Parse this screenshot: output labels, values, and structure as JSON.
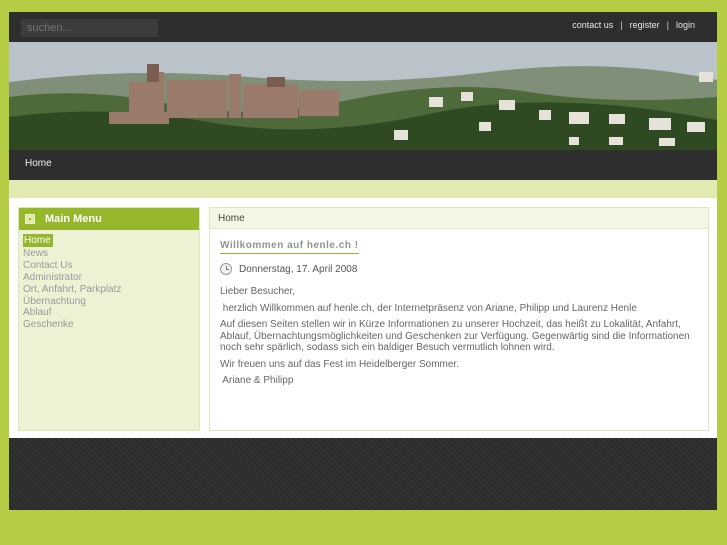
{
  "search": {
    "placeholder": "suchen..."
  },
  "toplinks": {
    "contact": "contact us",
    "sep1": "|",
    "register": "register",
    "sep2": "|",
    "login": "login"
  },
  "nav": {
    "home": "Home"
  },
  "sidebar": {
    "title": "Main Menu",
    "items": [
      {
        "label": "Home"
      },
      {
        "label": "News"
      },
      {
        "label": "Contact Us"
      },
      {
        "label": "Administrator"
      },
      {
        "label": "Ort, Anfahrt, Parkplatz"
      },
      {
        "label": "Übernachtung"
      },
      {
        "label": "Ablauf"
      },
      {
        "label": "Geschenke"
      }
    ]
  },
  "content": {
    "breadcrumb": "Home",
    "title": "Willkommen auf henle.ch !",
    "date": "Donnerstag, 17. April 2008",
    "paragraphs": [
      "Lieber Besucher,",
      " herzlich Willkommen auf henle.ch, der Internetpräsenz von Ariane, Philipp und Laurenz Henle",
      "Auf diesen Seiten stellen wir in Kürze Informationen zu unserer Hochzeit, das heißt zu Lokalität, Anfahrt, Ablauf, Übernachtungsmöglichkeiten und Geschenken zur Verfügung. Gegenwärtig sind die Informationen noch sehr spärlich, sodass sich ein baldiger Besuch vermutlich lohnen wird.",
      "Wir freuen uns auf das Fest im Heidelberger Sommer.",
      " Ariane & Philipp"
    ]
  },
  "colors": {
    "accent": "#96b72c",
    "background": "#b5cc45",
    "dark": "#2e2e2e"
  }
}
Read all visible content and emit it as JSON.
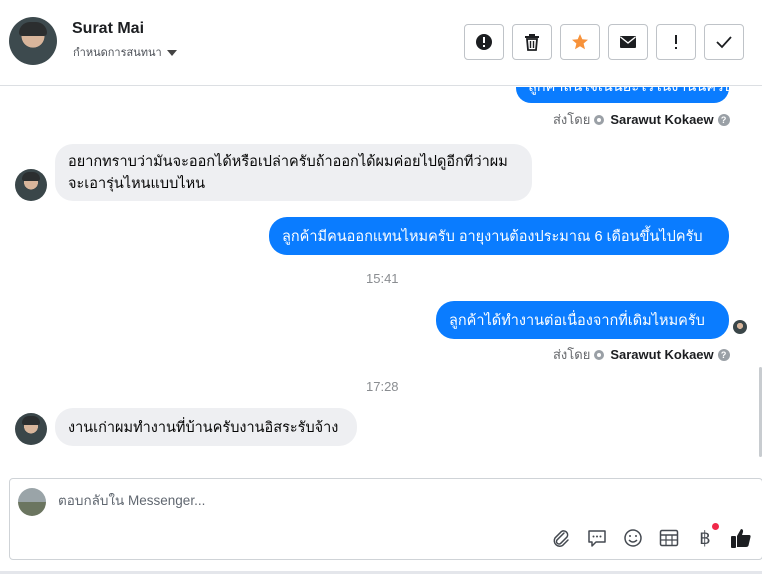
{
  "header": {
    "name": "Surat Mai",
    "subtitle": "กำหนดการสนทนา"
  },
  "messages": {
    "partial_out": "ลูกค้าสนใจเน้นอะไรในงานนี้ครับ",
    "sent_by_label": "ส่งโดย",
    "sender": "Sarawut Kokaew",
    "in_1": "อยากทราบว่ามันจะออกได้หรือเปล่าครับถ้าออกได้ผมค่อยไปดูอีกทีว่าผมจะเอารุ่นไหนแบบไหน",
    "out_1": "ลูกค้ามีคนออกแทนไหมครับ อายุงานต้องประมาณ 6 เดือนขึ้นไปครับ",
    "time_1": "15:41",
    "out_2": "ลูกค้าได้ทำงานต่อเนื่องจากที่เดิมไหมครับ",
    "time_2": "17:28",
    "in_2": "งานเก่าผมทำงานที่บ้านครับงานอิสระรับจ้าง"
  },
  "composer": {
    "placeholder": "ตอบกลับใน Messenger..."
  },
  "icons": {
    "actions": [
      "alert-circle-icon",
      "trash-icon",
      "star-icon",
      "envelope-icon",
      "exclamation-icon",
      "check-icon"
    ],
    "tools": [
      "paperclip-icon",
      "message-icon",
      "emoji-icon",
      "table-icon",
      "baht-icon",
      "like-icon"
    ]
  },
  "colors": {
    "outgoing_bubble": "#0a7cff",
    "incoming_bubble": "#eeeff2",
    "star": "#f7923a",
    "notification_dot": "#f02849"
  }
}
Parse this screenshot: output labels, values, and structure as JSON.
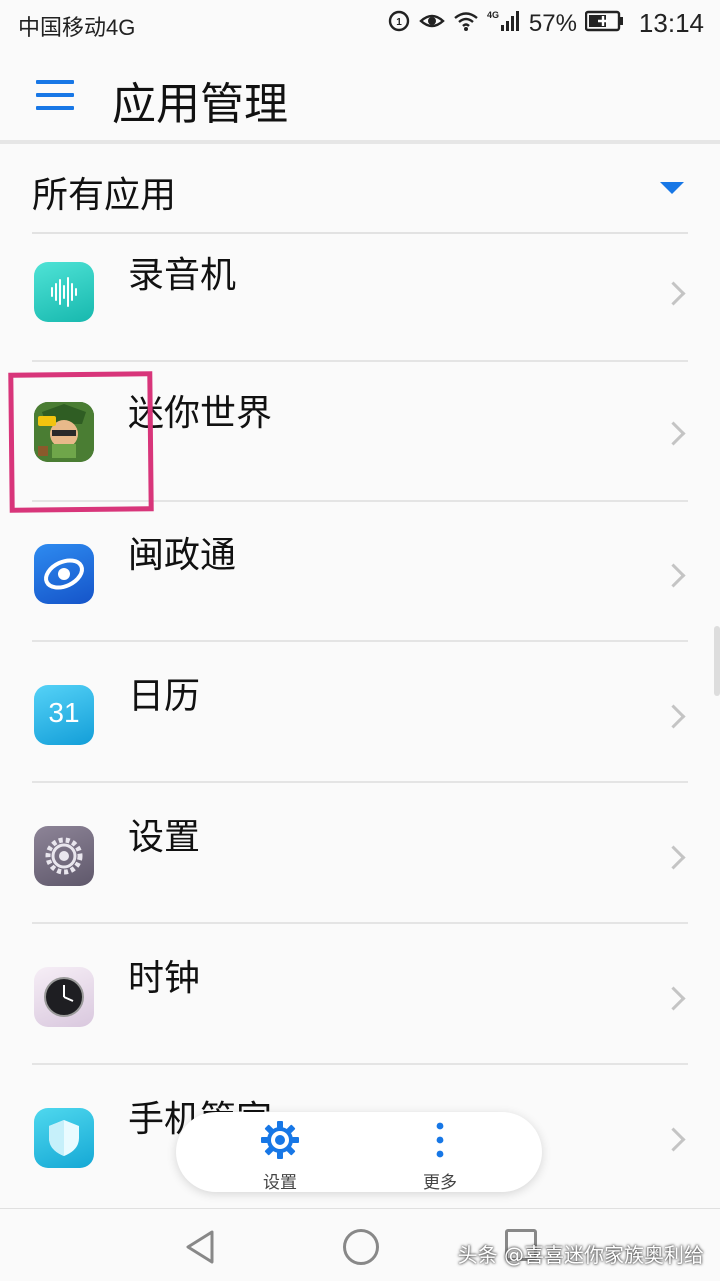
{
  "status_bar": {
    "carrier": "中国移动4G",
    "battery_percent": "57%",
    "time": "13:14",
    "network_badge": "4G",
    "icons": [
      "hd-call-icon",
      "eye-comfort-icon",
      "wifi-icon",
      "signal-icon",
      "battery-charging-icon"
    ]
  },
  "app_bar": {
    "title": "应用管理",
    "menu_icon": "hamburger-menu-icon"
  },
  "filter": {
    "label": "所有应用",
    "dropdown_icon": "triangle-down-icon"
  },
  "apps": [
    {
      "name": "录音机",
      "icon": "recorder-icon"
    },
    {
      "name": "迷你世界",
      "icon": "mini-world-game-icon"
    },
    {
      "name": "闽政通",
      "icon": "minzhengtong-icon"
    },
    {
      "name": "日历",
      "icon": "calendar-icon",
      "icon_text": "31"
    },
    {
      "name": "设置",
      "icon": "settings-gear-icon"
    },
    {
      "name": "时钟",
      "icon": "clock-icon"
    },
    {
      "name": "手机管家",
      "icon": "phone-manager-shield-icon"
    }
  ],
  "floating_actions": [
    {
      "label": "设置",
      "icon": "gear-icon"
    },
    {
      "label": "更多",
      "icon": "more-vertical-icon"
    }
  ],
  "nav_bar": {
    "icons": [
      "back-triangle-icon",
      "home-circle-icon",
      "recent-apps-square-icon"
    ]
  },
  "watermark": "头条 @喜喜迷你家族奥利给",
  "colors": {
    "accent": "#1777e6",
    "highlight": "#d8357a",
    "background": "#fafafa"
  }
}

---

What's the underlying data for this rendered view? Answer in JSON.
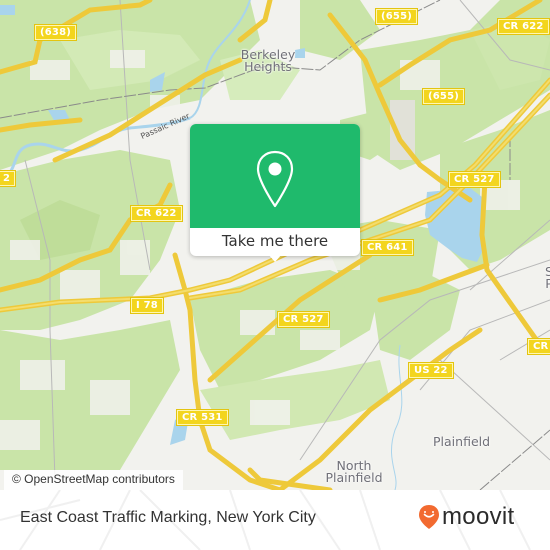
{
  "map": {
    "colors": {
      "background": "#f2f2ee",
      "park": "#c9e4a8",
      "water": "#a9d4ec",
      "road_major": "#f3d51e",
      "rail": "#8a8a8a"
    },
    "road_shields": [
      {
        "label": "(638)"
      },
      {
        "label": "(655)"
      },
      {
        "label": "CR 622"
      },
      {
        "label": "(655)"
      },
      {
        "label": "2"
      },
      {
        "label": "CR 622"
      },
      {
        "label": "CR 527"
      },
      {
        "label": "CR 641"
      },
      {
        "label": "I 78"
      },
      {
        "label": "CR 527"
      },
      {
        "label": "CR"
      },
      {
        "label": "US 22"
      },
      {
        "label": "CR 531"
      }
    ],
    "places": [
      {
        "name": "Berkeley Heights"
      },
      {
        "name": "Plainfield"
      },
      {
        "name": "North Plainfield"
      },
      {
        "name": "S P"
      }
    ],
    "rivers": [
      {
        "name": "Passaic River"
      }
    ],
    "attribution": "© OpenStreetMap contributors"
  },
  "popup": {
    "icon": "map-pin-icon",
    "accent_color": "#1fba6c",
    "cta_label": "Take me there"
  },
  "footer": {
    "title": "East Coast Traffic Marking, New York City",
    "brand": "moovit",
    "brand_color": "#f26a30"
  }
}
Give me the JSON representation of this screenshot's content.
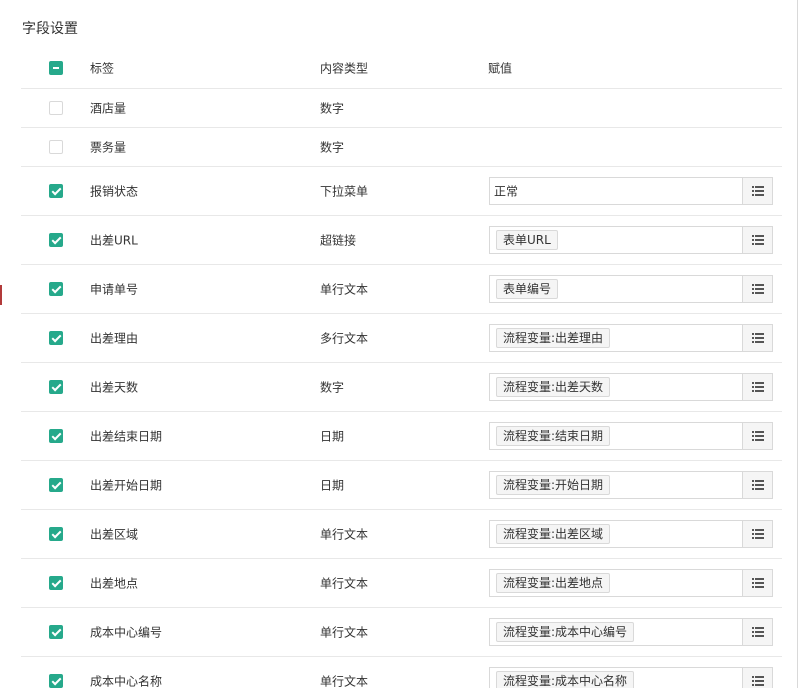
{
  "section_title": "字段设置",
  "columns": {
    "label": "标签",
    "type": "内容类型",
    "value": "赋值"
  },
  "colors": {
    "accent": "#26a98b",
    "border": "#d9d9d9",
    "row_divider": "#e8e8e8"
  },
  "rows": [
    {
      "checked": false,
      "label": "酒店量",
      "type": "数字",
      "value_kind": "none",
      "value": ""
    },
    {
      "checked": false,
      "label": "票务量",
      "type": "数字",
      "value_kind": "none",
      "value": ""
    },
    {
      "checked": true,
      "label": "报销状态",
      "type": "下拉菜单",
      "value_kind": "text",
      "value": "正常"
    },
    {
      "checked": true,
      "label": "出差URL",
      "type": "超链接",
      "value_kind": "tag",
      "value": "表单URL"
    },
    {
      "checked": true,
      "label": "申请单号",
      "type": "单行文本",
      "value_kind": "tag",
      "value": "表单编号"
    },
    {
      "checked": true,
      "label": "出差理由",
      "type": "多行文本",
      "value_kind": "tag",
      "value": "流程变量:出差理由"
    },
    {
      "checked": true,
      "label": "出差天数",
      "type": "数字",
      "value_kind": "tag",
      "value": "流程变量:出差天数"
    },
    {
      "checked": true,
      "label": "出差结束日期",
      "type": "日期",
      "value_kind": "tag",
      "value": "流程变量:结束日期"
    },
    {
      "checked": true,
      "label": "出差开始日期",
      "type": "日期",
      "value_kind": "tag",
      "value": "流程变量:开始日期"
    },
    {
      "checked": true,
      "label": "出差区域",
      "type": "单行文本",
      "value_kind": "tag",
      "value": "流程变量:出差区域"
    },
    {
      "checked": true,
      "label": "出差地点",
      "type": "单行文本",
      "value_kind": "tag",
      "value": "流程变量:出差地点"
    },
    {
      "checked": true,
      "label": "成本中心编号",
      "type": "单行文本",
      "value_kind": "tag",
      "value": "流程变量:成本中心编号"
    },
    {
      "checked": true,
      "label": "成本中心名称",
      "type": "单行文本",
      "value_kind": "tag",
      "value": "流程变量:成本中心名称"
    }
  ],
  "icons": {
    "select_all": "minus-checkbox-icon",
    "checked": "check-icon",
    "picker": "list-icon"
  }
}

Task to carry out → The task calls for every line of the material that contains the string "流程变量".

The completed task →
      "value": "流程变量:出差理由"
      "value": "流程变量:出差天数"
      "value": "流程变量:结束日期"
      "value": "流程变量:开始日期"
      "value": "流程变量:出差区域"
      "value": "流程变量:出差地点"
      "value": "流程变量:成本中心编号"
      "value": "流程变量:成本中心名称"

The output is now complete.